___ Exercise material

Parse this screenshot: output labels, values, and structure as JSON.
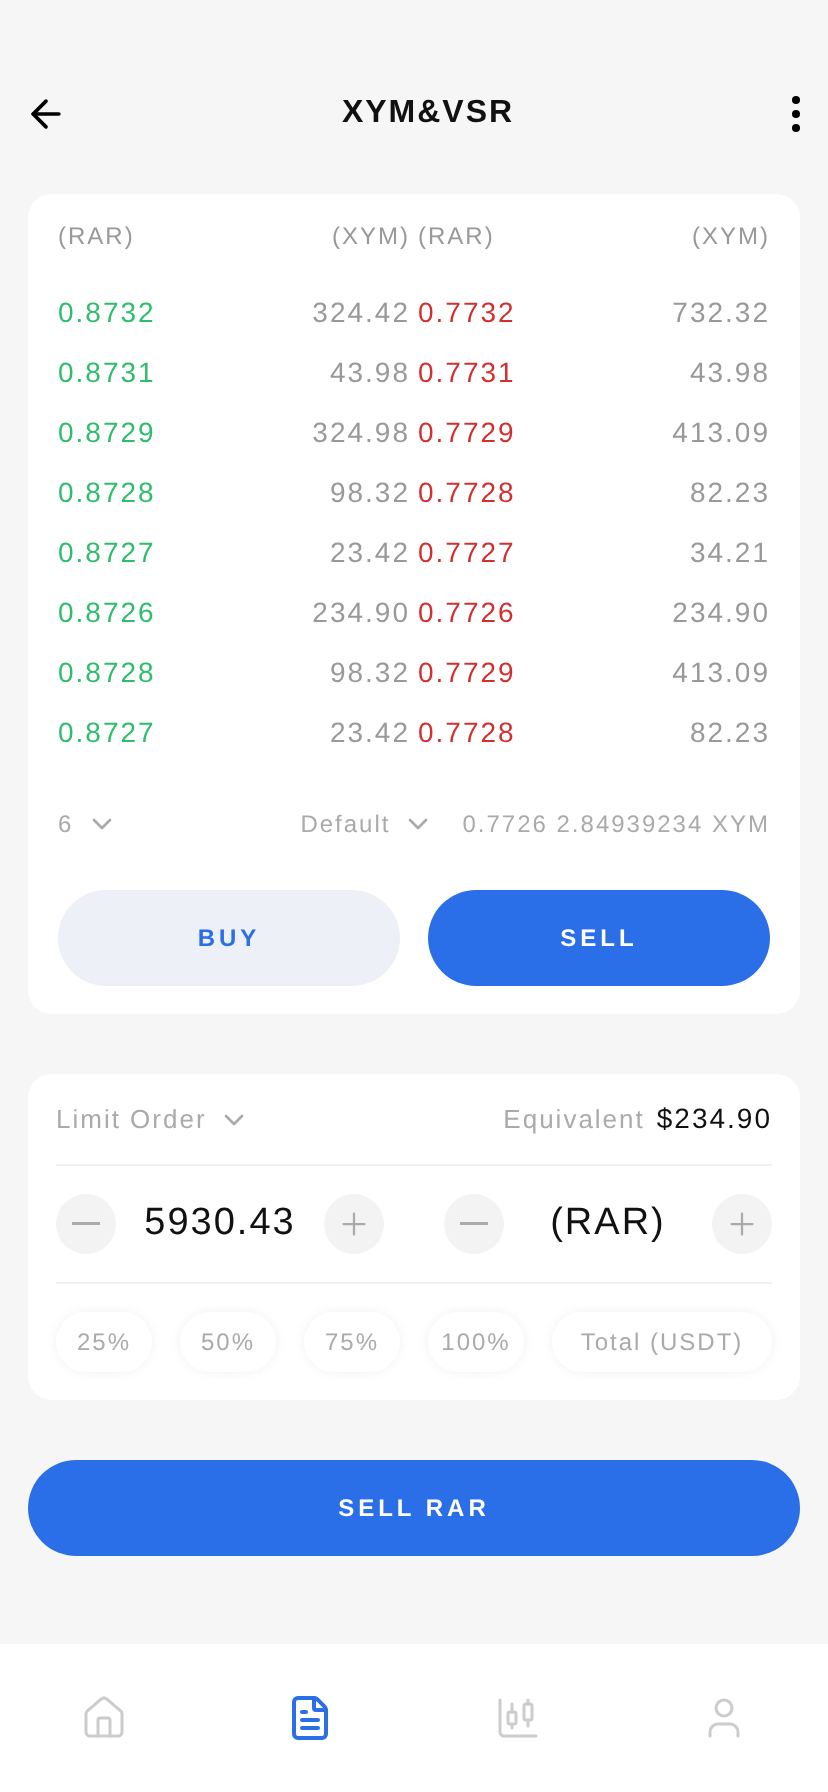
{
  "header": {
    "title": "XYM&VSR"
  },
  "order_book": {
    "columns": [
      "(RAR)",
      "(XYM)",
      "(RAR)",
      "(XYM)"
    ],
    "rows": [
      {
        "bid_price": "0.8732",
        "bid_amount": "324.42",
        "ask_price": "0.7732",
        "ask_amount": "732.32"
      },
      {
        "bid_price": "0.8731",
        "bid_amount": "43.98",
        "ask_price": "0.7731",
        "ask_amount": "43.98"
      },
      {
        "bid_price": "0.8729",
        "bid_amount": "324.98",
        "ask_price": "0.7729",
        "ask_amount": "413.09"
      },
      {
        "bid_price": "0.8728",
        "bid_amount": "98.32",
        "ask_price": "0.7728",
        "ask_amount": "82.23"
      },
      {
        "bid_price": "0.8727",
        "bid_amount": "23.42",
        "ask_price": "0.7727",
        "ask_amount": "34.21"
      },
      {
        "bid_price": "0.8726",
        "bid_amount": "234.90",
        "ask_price": "0.7726",
        "ask_amount": "234.90"
      },
      {
        "bid_price": "0.8728",
        "bid_amount": "98.32",
        "ask_price": "0.7729",
        "ask_amount": "413.09"
      },
      {
        "bid_price": "0.8727",
        "bid_amount": "23.42",
        "ask_price": "0.7728",
        "ask_amount": "82.23"
      }
    ],
    "depth": "6",
    "mode": "Default",
    "last_trade": "0.7726 2.84939234 XYM"
  },
  "sides": [
    {
      "label": "BUY",
      "selected": false
    },
    {
      "label": "SELL",
      "selected": true
    }
  ],
  "order": {
    "type": "Limit Order",
    "equivalent_label": "Equivalent",
    "equivalent_value": "$234.90",
    "amount": "5930.43",
    "unit": "(RAR)",
    "presets": [
      "25%",
      "50%",
      "75%",
      "100%",
      "Total (USDT)"
    ]
  },
  "submit": "SELL RAR",
  "nav": [
    {
      "kind": "home",
      "selected": false
    },
    {
      "kind": "orders",
      "selected": true
    },
    {
      "kind": "chart",
      "selected": false
    },
    {
      "kind": "profile",
      "selected": false
    }
  ]
}
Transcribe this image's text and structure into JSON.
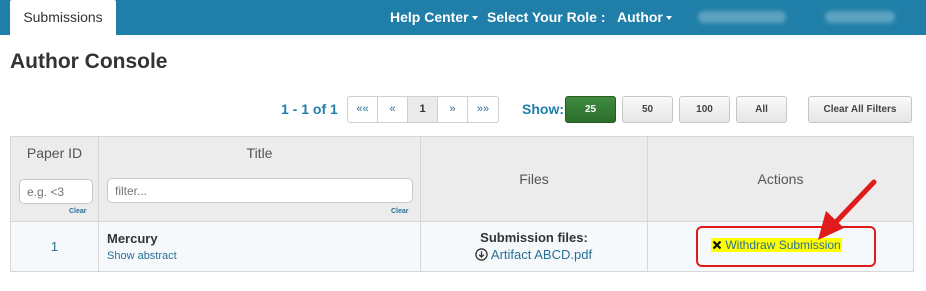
{
  "nav": {
    "active_tab": "Submissions",
    "help_center": "Help Center",
    "select_role_label": "Select Your Role :",
    "role": "Author"
  },
  "page": {
    "title": "Author Console"
  },
  "pagination": {
    "range_text": "1 - 1 of 1",
    "first": "««",
    "prev": "«",
    "current": "1",
    "next": "»",
    "last": "»»",
    "show_label": "Show:",
    "page_sizes": [
      "25",
      "50",
      "100",
      "All"
    ],
    "selected_size": "25",
    "clear_filters": "Clear All Filters"
  },
  "table": {
    "columns": {
      "paper_id": "Paper ID",
      "title": "Title",
      "files": "Files",
      "actions": "Actions"
    },
    "filters": {
      "paper_id_placeholder": "e.g. <3",
      "title_placeholder": "filter...",
      "clear_label": "Clear"
    },
    "rows": [
      {
        "paper_id": "1",
        "title": "Mercury",
        "show_abstract": "Show abstract",
        "files_label": "Submission files:",
        "file_name": "Artifact ABCD.pdf",
        "action": "Withdraw Submission"
      }
    ]
  },
  "colors": {
    "navbar": "#1f7fa8",
    "link": "#2a6f97",
    "active_page_size": "#2d6e2d",
    "highlight": "#ffff00",
    "annotation": "#e01b1b"
  },
  "icons": {
    "download": "download-icon",
    "withdraw": "close-icon",
    "caret": "caret-down-icon"
  }
}
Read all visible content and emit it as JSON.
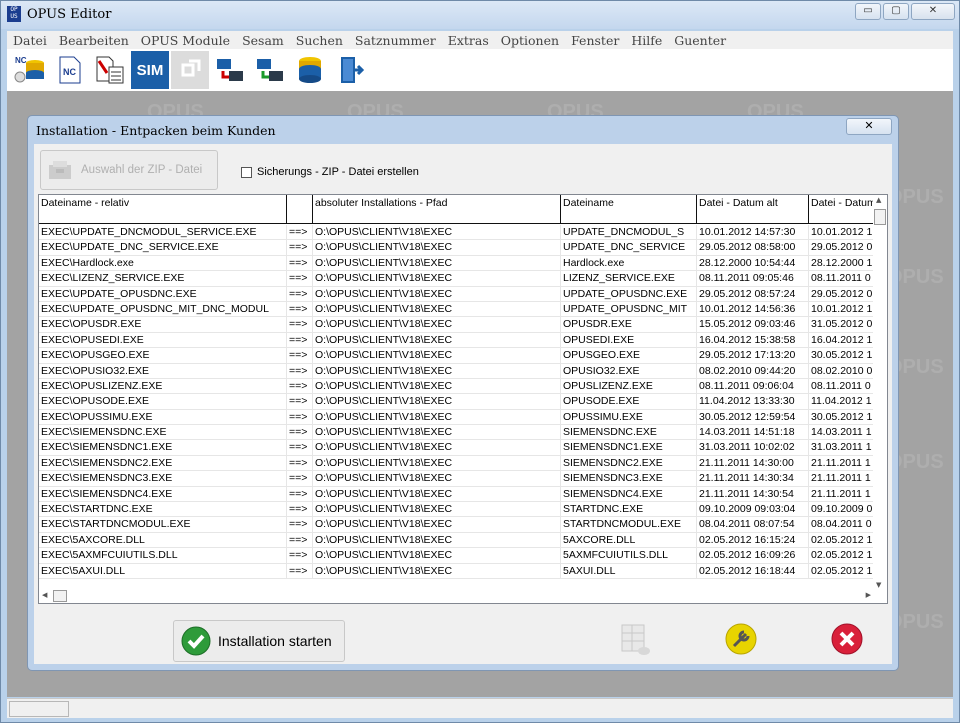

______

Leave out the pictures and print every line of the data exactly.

Parse this screenshot: output labels, values, and structure as JSON.
{
  "header": {
    "title": "XYM&VSR"
  },
  "order_book": {
    "columns": [
      "(RAR)",
      "(XYM)",
      "(RAR)",
      "(XYM)"
    ],
    "rows": [
      {
        "bid_price": "0.8732",
        "bid_amount": "324.42",
        "ask_price": "0.7732",
        "ask_amount": "732.32"
      },
      {
        "bid_price": "0.8731",
        "bid_amount": "43.98",
        "ask_price": "0.7731",
        "ask_amount": "43.98"
      },
      {
        "bid_price": "0.8729",
        "bid_amount": "324.98",
        "ask_price": "0.7729",
        "ask_amount": "413.09"
      },
      {
        "bid_price": "0.8728",
        "bid_amount": "98.32",
        "ask_price": "0.7728",
        "ask_amount": "82.23"
      },
      {
        "bid_price": "0.8727",
        "bid_amount": "23.42",
        "ask_price": "0.7727",
        "ask_amount": "34.21"
      },
      {
        "bid_price": "0.8726",
        "bid_amount": "234.90",
        "ask_price": "0.7726",
        "ask_amount": "234.90"
      },
      {
        "bid_price": "0.8728",
        "bid_amount": "98.32",
        "ask_price": "0.7729",
        "ask_amount": "413.09"
      },
      {
        "bid_price": "0.8727",
        "bid_amount": "23.42",
        "ask_price": "0.7728",
        "ask_amount": "82.23"
      }
    ],
    "depth": "6",
    "mode": "Default",
    "last_trade": "0.7726 2.84939234 XYM"
  },
  "sides": [
    {
      "label": "BUY",
      "selected": false
    },
    {
      "label": "SELL",
      "selected": true
    }
  ],
  "order": {
    "type": "Limit Order",
    "equivalent_label": "Equivalent",
    "equivalent_value": "$234.90",
    "amount": "5930.43",
    "unit": "(RAR)",
    "presets": [
      "25%",
      "50%",
      "75%",
      "100%",
      "Total (USDT)"
    ]
  },
  "submit": "SELL RAR",
  "nav": [
    {
      "kind": "home",
      "selected": false
    },
    {
      "kind": "orders",
      "selected": true
    },
    {
      "kind": "chart",
      "selected": false
    },
    {
      "kind": "profile",
      "selected": false
    }
  ]
}
Transcribe this image's text and structure into JSON.
{
  "nav": {
    "active_tab": "Submissions",
    "help_center": "Help Center",
    "select_role_label": "Select Your Role :",
    "role": "Author"
  },
  "page": {
    "title": "Author Console"
  },
  "pagination": {
    "range_text": "1 - 1 of 1",
    "first": "««",
    "prev": "«",
    "current": "1",
    "next": "»",
    "last": "»»",
    "show_label": "Show:",
    "page_sizes": [
      "25",
      "50",
      "100",
      "All"
    ],
    "selected_size": "25",
    "clear_filters": "Clear All Filters"
  },
  "table": {
    "columns": {
      "paper_id": "Paper ID",
      "title": "Title",
      "files": "Files",
      "actions": "Actions"
    },
    "filters": {
      "paper_id_placeholder": "e.g. <3",
      "title_placeholder": "filter...",
      "clear_label": "Clear"
    },
    "rows": [
      {
        "paper_id": "1",
        "title": "Mercury",
        "show_abstract": "Show abstract",
        "files_label": "Submission files:",
        "file_name": "Artifact ABCD.pdf",
        "action": "Withdraw Submission"
      }
    ]
  },
  "colors": {
    "navbar": "#1f7fa8",
    "link": "#2a6f97",
    "active_page_size": "#2d6e2d",
    "highlight": "#ffff00",
    "annotation": "#e01b1b"
  },
  "icons": {
    "download": "download-icon",
    "withdraw": "close-icon",
    "caret": "caret-down-icon"
  }
}
Read all visible content and emit it as JSON.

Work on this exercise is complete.